*Phew* Glad that’s over with! Although I guess I should explain it. The series premiere ran about 45 minutes long, but it’s going to be a 30 minute series from here on out. I’m actually a little disappointed in that. Unlike, say, “Entourage,” which is just barely tolerable at 20-plus minutes a week, “Hung” seems to have enough talent, humor, and drama to sustain an hour run time.
Thomas Jane plays Ray Stark, a divorced Detroit high school teacher and basketball coach with teenage twins and a house that has barely survived a fire. He’s broke, and after an attempt to get some money from his ex-wife (played by Anne Heche) he goes to a get-rich-quick seminar where the instructor–in a turn of phrase that’s just a little too cute given the show’s premise–tells his students that everyone has a money-making “tool” inside of them. Or, in Ray’s case, slightly outside of him.
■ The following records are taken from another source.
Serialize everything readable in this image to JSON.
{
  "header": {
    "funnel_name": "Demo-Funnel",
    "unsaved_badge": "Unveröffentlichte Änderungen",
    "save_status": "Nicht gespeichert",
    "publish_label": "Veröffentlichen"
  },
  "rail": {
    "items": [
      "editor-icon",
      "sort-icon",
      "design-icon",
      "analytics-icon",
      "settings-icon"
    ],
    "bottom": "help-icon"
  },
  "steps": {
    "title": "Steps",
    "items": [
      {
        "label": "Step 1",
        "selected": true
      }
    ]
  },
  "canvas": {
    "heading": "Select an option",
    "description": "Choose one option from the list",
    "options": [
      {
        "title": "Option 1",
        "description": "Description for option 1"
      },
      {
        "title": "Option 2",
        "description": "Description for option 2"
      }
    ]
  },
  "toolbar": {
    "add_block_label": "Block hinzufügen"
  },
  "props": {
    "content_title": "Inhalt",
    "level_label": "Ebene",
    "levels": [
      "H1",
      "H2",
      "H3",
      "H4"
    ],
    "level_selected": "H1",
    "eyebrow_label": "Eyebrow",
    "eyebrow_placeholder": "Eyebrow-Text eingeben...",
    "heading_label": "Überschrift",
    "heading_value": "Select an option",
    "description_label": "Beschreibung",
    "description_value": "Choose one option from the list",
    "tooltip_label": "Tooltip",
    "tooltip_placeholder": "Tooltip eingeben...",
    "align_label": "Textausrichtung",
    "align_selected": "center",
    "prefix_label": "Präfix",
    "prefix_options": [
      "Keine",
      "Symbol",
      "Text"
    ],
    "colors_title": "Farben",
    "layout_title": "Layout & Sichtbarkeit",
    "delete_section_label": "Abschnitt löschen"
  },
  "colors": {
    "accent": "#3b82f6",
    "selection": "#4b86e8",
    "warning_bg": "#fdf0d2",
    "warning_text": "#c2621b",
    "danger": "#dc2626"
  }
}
Realizing his only winning asset is his big dick, he decides to start moonlighting as a gigolo.
Thomas Jane is an actor who hasn’t really impressed me in the past, outside of his role as the male stripper in the similarly-themed Boogie Nights. But his inherent blandness suits him well here, as Ray Stark is supposed to be somewhat boring; a man approaching middle-age whose glory days are far behind him, and has nothing much to show for it. The pilot episode, which was directed by Alexander Payne, includes a lot of narration, and Jane does a good job with it, offering droll commentary on his own life. (He also utilizes the word “fucker” quite well.)
The premise of someone engaging in less-than legal means in order to make ends meet seems to have growing popularity in these economically challenging times, (see “Weeds” and “Breaking Bad”), but it can be argued that “Hung”‘s illegal activity is a true victimless crime, especially since Stark’s volunteer pimp, Tanya, (played by Jane Adams) isn’t exactly someone to be feared. It looks like the dramatic threat that will follow Stark this season is whether he can keep his secret identity a secret, but with an ex-wife who seems to already hate him, a job he already seems to hate, and two kids that don’t really seem like they’d give a shit if their dad was having sex for money, I’m not sure how much dramatic tension that will lend. For now, just watching Ray (or “Donnie,” as he names his altar-ego) master his special purpose should be entertainment enough. After all, it’s not destination, it’s the journey.
And it’s not the size of the boat, it’s the motion of the ocean.
“Hung” airs Sundays at 10 P.M. in HBO. A new episode will air July 12th.